The price range for bricks is from 250 to 450 francs per square metre for the material. This means that the 111 square metres for our example single-family house in the section "How much solar power do solar tiles produce?" cost 27,750 to almost 50,000 francs. This is more expensive than an in-roof photovoltaic system with the same output and significantly more expensive than modules for a comparable on-roof system. In addition, there is the work of the roofers and electricians. Solar tiles are placed on wooden supporting battens and laid like other tiles. The only difference is that the solar roof tiles have to be connected via cable plugs. Most manufacturers recommend that a roofer lays the solar roof tiles and an electrician connects the system to the inverter and the power grid.
In-roof systems with solar tiles are financially subsidised like other energy measures. In our example with just under 5,000 francs: 420 francs per kWp output and 770 francs for the system. An overview of all federal, cantonal and municipal subsidy programmes as well as energy suppliers can be found at energiefranken.ch.
The biggest and most important advantage is, of course, that small-area solar tiles blend seamlessly into the overall appearance of the house. Thanks to blind modules or passive shingles for the side facing away from the sun, or solar tiles that are matched to the size, shape and colour of the other tiles, the roof looks uniform from a distance and up close. Furthermore, solar tiles are often the only way to add a photovoltaic system to a house that is listed.
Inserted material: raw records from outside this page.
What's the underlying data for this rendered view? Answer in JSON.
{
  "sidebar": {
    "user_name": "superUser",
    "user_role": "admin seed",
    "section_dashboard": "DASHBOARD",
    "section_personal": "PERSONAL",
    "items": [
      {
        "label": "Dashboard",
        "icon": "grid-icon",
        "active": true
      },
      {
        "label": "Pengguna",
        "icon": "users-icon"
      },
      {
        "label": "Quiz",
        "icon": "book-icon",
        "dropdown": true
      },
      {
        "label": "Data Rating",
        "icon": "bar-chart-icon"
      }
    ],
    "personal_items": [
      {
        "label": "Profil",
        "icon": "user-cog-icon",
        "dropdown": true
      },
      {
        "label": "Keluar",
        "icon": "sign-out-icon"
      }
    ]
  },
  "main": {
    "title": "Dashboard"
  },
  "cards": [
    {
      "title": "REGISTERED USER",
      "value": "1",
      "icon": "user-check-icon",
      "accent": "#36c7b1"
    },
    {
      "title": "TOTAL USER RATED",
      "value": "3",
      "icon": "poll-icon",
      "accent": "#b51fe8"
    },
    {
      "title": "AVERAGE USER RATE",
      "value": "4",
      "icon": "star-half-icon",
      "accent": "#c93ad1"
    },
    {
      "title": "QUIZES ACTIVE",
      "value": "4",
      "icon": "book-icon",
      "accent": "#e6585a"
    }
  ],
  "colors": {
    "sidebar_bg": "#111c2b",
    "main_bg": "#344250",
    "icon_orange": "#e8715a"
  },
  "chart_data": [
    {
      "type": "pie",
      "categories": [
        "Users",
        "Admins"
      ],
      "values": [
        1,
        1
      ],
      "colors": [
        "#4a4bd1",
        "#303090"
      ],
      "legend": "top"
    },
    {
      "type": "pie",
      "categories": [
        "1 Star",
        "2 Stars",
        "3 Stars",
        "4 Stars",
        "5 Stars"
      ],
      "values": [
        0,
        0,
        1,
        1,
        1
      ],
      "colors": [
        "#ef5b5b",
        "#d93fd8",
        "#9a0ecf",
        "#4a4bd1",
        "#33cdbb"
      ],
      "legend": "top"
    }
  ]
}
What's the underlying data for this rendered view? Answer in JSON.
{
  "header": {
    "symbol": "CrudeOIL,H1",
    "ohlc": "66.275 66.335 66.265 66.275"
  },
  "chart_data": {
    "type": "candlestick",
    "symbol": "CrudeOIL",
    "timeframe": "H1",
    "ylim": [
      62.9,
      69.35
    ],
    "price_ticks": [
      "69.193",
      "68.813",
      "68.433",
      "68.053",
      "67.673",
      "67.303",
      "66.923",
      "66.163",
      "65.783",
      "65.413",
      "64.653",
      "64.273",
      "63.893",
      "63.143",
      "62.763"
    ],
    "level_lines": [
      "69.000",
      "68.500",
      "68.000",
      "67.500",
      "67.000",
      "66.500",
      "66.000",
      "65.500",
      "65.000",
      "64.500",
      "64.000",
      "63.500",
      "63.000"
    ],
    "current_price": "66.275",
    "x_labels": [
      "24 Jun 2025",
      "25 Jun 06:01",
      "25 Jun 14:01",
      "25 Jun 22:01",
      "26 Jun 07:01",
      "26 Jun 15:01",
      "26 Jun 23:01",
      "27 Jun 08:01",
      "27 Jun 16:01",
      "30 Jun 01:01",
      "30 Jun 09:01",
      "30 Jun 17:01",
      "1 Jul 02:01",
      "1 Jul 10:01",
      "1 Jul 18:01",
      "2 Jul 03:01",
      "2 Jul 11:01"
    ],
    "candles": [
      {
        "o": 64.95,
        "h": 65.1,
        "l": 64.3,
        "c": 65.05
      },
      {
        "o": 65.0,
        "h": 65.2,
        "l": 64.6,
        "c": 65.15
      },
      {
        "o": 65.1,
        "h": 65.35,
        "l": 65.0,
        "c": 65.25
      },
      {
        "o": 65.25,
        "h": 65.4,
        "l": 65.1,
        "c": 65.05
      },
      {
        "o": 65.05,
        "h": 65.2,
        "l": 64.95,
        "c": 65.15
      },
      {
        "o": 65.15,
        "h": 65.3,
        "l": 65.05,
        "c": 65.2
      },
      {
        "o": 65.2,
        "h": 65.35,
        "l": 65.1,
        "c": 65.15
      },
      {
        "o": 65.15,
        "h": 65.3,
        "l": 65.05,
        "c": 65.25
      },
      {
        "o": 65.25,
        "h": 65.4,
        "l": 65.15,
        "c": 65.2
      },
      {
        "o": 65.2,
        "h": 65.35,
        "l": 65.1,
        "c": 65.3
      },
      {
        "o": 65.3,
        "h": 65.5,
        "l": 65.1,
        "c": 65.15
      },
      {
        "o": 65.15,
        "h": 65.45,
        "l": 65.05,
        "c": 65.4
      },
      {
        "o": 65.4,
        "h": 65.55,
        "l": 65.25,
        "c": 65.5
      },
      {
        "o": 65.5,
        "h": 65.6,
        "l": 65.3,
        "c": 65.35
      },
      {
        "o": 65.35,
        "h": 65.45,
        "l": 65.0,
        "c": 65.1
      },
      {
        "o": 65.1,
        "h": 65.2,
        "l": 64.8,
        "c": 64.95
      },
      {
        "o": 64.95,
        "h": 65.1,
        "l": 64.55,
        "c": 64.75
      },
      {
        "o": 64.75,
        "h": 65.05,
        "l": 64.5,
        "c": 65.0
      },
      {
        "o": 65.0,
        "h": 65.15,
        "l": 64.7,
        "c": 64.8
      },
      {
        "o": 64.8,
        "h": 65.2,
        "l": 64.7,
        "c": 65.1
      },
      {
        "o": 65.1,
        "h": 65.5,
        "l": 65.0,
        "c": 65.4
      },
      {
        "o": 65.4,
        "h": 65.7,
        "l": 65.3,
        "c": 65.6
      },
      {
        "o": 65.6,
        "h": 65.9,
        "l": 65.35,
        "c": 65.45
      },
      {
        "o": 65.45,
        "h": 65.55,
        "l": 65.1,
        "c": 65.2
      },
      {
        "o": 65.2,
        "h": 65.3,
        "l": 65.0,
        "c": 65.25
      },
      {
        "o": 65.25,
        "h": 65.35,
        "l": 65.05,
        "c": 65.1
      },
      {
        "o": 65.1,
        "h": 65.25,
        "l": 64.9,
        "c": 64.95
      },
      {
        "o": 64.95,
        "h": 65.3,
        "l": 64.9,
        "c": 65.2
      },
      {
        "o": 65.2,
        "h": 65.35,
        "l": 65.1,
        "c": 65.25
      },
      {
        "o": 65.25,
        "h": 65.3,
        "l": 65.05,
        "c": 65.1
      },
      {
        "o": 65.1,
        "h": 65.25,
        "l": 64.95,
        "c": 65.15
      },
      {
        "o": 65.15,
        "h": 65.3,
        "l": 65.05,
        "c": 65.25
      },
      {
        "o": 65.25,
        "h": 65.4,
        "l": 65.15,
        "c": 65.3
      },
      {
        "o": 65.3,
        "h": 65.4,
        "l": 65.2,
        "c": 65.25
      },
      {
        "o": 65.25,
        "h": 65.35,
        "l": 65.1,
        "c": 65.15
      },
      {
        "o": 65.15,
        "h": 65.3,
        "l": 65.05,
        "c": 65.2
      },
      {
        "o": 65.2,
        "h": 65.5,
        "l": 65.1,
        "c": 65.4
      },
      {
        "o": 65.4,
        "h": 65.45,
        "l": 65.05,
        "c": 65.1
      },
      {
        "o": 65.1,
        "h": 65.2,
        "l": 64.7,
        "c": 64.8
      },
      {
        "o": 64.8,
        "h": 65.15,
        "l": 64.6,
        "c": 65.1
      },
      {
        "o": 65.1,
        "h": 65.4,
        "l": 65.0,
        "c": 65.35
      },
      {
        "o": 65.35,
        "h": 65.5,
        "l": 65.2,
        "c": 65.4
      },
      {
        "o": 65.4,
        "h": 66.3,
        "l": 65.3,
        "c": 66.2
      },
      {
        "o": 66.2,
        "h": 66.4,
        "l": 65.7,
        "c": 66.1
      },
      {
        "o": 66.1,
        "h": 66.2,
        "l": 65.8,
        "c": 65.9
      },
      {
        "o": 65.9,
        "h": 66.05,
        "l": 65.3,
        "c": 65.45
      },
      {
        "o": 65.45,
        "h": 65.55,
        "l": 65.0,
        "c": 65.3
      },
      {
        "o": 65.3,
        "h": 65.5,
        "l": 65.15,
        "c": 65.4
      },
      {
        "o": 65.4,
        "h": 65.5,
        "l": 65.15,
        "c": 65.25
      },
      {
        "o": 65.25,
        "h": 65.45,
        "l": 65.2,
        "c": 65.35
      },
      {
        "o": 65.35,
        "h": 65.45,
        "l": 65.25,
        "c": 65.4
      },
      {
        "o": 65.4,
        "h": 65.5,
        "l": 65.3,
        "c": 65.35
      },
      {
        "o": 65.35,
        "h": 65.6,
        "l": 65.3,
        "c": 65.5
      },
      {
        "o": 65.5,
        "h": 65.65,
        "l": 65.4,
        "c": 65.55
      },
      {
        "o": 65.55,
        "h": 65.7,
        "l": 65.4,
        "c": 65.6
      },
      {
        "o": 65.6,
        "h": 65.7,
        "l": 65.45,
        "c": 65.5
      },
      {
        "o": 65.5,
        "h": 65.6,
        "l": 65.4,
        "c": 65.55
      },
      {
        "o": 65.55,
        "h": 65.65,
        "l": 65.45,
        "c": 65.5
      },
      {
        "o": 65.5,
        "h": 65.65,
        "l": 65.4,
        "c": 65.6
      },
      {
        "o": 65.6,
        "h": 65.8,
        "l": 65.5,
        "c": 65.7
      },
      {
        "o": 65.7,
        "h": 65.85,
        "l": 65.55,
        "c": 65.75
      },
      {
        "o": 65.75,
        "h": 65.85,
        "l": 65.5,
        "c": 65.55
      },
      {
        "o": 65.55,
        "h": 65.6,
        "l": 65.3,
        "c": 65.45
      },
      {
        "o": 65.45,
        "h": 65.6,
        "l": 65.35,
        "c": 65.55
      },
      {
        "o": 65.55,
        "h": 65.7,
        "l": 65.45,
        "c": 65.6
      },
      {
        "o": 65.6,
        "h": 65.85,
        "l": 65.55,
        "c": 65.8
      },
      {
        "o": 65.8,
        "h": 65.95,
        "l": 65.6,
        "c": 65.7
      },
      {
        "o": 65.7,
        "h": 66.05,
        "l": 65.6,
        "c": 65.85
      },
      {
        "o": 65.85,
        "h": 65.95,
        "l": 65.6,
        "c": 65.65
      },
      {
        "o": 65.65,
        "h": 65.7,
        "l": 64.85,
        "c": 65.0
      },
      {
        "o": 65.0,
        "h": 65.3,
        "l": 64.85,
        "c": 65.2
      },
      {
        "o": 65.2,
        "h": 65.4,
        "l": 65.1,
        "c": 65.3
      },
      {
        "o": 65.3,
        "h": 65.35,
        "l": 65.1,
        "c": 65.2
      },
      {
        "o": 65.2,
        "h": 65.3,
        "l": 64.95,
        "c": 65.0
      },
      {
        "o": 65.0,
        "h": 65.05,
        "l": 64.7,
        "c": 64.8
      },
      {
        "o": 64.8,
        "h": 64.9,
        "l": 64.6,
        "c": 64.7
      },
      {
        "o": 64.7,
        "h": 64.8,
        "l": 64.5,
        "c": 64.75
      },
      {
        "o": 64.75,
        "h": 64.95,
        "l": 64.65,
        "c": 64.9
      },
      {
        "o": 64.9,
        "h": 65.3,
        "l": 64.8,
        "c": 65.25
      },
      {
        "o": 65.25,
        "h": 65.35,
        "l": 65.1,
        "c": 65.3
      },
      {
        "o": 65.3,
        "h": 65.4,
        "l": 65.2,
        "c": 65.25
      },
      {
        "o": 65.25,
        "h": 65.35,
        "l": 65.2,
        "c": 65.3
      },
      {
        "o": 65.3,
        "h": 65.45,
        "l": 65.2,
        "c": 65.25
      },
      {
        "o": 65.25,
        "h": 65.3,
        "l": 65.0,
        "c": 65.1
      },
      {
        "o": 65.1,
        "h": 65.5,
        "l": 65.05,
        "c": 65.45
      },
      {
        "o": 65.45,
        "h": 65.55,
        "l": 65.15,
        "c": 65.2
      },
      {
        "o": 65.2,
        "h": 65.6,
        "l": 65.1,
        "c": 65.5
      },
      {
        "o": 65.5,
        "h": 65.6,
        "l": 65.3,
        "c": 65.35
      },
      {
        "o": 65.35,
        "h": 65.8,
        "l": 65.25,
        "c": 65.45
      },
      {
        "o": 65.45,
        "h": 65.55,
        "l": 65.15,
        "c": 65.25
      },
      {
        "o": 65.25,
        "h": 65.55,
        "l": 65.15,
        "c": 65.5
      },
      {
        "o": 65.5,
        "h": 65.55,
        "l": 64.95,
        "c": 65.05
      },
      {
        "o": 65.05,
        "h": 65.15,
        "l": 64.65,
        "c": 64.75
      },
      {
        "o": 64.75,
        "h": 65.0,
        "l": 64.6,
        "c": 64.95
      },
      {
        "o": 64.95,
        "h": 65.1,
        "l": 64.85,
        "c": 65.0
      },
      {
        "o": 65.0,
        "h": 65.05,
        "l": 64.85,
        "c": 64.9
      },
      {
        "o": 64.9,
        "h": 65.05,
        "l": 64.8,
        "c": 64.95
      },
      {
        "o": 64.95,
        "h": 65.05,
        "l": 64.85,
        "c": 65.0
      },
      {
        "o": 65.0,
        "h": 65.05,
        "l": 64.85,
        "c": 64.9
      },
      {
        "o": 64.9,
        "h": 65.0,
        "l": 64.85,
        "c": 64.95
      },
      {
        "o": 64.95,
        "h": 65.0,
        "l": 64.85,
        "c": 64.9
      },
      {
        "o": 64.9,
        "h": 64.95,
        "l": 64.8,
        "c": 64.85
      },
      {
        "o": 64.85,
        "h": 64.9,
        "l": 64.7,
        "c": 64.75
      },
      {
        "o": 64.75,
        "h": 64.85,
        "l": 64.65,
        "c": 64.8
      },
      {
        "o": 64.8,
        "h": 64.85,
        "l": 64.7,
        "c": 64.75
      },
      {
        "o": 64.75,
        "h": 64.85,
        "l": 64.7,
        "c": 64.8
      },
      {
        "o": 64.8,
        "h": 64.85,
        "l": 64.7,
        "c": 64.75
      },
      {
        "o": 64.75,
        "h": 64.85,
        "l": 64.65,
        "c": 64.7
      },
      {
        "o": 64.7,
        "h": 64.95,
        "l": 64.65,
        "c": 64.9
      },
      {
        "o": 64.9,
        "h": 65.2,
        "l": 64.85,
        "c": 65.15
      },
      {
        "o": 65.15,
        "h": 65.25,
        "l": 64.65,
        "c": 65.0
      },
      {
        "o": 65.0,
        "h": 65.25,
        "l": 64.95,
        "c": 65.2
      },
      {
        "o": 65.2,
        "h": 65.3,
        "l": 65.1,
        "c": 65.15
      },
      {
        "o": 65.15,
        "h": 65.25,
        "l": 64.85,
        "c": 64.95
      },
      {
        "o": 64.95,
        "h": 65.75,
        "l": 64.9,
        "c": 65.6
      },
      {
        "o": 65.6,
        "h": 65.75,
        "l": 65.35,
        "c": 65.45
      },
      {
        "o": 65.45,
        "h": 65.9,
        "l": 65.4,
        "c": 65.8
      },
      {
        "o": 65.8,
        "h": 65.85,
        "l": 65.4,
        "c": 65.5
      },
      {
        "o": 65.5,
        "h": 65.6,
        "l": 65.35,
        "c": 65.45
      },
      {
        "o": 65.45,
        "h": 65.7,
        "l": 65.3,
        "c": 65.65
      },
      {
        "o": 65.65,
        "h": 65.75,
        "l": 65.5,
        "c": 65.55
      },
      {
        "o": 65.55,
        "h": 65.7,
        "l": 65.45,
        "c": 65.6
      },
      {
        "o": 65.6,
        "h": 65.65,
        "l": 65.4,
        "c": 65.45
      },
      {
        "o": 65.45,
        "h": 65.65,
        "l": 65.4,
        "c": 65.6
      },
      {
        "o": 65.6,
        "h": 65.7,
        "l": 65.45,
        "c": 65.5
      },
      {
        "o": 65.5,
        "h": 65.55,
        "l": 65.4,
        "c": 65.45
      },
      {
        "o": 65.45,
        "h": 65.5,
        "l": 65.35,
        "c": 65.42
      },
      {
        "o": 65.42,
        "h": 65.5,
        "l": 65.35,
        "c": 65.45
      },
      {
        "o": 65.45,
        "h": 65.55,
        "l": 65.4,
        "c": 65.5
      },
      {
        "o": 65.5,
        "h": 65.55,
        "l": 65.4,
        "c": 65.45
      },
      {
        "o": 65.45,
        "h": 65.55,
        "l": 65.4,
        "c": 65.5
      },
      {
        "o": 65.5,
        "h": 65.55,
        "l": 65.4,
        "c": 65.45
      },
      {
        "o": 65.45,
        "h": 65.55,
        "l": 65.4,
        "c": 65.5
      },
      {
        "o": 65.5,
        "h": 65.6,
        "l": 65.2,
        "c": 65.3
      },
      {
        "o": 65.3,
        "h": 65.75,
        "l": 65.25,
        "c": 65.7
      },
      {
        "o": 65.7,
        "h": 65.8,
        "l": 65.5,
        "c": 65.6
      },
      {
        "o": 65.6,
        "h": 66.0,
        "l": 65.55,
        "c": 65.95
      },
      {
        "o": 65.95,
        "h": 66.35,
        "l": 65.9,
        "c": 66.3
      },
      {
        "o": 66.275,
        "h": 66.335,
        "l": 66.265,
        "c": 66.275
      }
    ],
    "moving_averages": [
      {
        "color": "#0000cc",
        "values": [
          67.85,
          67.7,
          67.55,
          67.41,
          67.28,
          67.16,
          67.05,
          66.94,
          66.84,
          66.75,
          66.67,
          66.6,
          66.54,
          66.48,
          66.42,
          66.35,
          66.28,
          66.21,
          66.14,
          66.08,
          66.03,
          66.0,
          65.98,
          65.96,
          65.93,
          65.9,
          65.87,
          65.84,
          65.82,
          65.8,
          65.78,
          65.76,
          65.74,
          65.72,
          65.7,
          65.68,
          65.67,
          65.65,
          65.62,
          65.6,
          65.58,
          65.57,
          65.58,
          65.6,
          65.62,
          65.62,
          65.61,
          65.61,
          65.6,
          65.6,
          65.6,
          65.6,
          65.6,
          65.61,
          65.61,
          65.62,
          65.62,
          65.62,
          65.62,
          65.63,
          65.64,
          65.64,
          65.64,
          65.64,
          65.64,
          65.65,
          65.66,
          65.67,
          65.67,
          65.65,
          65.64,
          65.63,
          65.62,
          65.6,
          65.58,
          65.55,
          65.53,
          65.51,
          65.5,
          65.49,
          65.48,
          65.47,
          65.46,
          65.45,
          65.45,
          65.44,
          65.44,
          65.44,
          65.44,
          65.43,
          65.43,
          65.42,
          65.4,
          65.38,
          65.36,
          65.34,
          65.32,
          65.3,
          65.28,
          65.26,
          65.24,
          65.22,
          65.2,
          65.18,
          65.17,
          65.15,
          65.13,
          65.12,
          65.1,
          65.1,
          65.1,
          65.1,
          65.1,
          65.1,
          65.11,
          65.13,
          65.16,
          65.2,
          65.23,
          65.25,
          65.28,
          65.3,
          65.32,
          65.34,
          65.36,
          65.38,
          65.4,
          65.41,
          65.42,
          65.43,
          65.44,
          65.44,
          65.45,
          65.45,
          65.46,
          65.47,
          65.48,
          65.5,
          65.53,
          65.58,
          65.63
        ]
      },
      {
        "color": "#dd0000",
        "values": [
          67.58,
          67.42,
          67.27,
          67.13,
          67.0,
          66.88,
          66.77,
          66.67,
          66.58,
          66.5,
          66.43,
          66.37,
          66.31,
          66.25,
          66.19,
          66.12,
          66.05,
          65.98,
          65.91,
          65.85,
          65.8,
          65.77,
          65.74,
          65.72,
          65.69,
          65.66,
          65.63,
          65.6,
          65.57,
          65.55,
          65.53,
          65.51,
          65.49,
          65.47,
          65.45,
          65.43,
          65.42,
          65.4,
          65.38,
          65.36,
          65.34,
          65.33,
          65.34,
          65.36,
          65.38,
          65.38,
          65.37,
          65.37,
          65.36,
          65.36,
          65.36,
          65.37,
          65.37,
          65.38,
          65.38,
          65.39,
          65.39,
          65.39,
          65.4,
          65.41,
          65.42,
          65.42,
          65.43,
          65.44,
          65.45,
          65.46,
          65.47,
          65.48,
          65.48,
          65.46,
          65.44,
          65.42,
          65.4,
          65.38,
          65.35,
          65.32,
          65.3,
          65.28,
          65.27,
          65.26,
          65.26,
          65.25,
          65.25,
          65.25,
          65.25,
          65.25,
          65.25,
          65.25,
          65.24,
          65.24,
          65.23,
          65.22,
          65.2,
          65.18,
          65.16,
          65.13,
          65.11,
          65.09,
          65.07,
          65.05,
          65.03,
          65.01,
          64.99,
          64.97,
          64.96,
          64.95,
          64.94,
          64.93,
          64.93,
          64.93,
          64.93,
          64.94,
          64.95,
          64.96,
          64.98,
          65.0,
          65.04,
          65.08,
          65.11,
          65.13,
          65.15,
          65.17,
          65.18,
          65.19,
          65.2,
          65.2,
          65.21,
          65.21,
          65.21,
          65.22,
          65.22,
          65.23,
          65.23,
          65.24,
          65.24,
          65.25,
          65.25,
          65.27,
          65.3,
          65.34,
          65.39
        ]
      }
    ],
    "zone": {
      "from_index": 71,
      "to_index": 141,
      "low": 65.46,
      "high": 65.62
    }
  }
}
Where there is light, there is shadow. This also applies to solar tiles. On the one hand, an in-roof system with solar roof tiles costs significantly more than a comparable photovoltaic system because tile production is (still) more complex. Secondly, the output is lower in relation to the area. This is why it takes longer for the initial investment to pay off. In addition, the cost of maintaining and, if necessary, repairing hundreds of solar tiles is greater than for a complete photovoltaic system. Not least because of the many plug connections with MC4 solar plugs.
Tesla has long announced its market entry in Europe and has postponed it several times. Now there are increasing signs that the solar tiles from the USA will be available in Switzerland in the foreseeable future. However, it is still unclear when mass production will begin. Those who do not want to wait that long will find many manufacturers in Europe. In Germany, Italy and Switzerland, solar roof tiles have been developed, produced and sold for some time. Nevertheless, the market is still a niche market. That could change with or thanks to Tesla. With its Solar Roof, the American car manufacturer appeals to design-savvy people who are willing to pay more for the same performance. The other manufacturers and their solar tiles are also likely to benefit from the interest that Tesla is generating.